Q. What do you believe have been the key lessons learned from the pandemic?

A. There are many key lessons learned during the pandemic, but I think the main lesson that it cannot be overlooked, even though it’s already going into second and third priority in the news cycles and maybe forgotten, is the role that health, not health care, health and public health has for the societies. If health fails, everything else fails. So, I think this is the key role because when you have interventions in public health, they take a long time: ten, twenty, thirty years for you to see an outcome. So, it’s not it’s not attractive to someone that is in office for four or five years because the results are something we’re implementing now will only come when another person is in our office, collecting the rewards. However, there’s also this study that states that for each year that we invest in long term public health interventions, we received €14 in return, 14-fold. So that’s quite incredible.

Q. Speaking more generally, Europe is still facing many challenges in the health sphere like the non-communicable diseases that you mentioned before or the so called eradicated diseases that are coming back due to lack of vaccination or misinformation? And what are the most pressing matters the European Union must attend to?

A. I would have to highlight one which deals with health in our policies on health approach. Neglected tropical diseases (let’s state) and non-communicable diseases, which is antimicrobial resistance. In the last century, in the 20th century, there has been three public health interventions that increased our life expectancies to the numbers that we have at the moment. Before, it was a few decades lower our life expectancy. That was accessibility to water and sewage systems, vaccination and antibiotics. So we need to work very hard to make antimicrobial resistance, not future pandemic, which kind of already is out there. And we know the risks of that because to develop new antibiotics is quite a (difficult) process. It takes a lot of funding. And then just a few weeks pass and then there’s a mutation. So it’s not very cost effective for whoever is developing, however, is very much cost effective for the whole world population.

Q. One last question. Are you in favor of a specific Health Committee in the European Parliament, also related to what you just said? Or do you have a different idea on how the work of the BECA Committee can continue in the European Parliament?

A. Yeah, I believe that there is the ENVI Committee, the biggest committee here in the European Parliament, that tackles the two of the three main crises we’re going through, which is the pandemic, climate change, and the war more indirectly. I would say that it’s now time, after the work of BECA and let’s see what work is developing in the COVID committee to reflect on the need of standalone legislative health committee in the Parliament and because there’s some talk, should it be a subcommittee of ENVI Committee? If there is a Health Committee, it should have legislative powers and not just the subcommittee without legislative powers. But I think it’s important to assess the work that has been done in Beca, the work that is going to be done in Covid, the work that is being developed in Envi and then assess for the next legislature the possibility to have a standalone legislative Health Committee.

Thank you Mrs Cerdas for your thoughts and time today.
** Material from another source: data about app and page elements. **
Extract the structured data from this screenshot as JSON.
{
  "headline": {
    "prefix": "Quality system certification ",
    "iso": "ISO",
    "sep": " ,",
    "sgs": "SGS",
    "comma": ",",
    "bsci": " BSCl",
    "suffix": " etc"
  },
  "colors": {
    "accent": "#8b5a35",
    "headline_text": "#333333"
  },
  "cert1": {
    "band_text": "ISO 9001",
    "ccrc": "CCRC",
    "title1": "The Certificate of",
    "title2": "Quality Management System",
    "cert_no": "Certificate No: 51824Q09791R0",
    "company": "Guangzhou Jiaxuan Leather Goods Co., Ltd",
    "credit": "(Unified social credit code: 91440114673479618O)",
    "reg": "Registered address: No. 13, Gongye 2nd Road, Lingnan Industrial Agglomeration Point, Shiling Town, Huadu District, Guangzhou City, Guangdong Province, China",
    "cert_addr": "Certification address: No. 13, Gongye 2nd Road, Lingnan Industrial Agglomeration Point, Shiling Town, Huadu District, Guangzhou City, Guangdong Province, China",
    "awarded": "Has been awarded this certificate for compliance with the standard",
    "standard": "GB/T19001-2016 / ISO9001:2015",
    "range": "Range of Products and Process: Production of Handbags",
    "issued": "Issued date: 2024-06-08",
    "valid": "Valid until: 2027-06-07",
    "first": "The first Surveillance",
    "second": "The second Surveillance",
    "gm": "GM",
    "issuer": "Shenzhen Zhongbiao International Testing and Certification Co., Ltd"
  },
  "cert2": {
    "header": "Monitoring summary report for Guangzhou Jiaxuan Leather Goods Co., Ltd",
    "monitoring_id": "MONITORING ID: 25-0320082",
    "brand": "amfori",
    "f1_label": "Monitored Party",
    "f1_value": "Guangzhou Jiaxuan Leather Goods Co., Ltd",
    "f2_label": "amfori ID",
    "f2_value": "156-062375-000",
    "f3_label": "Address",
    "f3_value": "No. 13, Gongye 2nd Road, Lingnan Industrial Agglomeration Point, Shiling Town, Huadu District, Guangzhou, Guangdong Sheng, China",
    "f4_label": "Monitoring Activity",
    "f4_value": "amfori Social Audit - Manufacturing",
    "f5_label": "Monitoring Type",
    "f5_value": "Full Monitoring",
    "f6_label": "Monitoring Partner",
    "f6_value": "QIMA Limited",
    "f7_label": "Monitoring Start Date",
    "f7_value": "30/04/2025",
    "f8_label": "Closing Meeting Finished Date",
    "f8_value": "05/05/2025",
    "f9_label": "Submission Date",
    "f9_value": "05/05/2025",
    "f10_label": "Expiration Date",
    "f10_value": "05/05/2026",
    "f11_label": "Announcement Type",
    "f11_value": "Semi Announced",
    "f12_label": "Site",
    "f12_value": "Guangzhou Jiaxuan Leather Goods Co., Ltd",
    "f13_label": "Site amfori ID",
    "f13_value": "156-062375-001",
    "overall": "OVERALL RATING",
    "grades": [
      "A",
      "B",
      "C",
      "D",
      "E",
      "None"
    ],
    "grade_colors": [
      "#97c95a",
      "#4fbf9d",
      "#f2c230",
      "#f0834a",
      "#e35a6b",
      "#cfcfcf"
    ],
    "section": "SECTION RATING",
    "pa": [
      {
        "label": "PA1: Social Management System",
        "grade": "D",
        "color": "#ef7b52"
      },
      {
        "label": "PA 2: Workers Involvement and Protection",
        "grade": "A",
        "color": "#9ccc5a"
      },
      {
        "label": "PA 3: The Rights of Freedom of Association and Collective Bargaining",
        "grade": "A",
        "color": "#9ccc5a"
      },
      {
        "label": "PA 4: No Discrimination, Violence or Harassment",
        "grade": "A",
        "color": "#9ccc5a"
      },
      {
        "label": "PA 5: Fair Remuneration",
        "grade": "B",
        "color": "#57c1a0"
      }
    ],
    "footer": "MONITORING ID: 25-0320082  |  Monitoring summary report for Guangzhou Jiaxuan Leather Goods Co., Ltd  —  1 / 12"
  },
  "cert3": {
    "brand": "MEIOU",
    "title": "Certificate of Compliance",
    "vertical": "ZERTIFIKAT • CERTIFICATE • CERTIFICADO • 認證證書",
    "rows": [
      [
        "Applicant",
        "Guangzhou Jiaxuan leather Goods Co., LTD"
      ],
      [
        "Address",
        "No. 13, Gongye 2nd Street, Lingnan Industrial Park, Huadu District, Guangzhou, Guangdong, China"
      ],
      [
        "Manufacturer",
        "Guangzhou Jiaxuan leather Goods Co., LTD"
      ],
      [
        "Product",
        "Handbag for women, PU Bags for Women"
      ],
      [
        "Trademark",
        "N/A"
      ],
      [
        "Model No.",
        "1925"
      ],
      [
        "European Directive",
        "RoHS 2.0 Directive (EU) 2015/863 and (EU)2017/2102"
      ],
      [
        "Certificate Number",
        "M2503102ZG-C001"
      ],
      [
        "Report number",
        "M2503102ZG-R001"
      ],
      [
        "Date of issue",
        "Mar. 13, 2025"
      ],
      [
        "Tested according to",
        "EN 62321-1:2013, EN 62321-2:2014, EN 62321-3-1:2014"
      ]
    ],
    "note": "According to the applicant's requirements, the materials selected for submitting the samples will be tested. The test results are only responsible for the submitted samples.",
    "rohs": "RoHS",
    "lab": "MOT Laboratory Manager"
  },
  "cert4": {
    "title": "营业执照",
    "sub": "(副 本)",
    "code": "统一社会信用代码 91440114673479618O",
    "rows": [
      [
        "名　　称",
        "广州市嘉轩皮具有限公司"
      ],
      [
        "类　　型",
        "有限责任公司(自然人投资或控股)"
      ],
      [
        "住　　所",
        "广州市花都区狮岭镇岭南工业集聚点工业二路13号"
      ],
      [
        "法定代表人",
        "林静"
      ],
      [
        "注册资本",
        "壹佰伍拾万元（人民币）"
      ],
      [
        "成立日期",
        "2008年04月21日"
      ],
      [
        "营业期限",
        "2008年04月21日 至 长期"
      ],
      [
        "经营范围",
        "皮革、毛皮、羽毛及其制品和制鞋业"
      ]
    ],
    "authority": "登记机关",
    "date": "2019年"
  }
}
I wish you all the best in your important work going forward. Thank you also to our viewers and see you on our next interview of Askanews EU Verified Series.


Thank you, Lorenzo. Have a great day. Bye.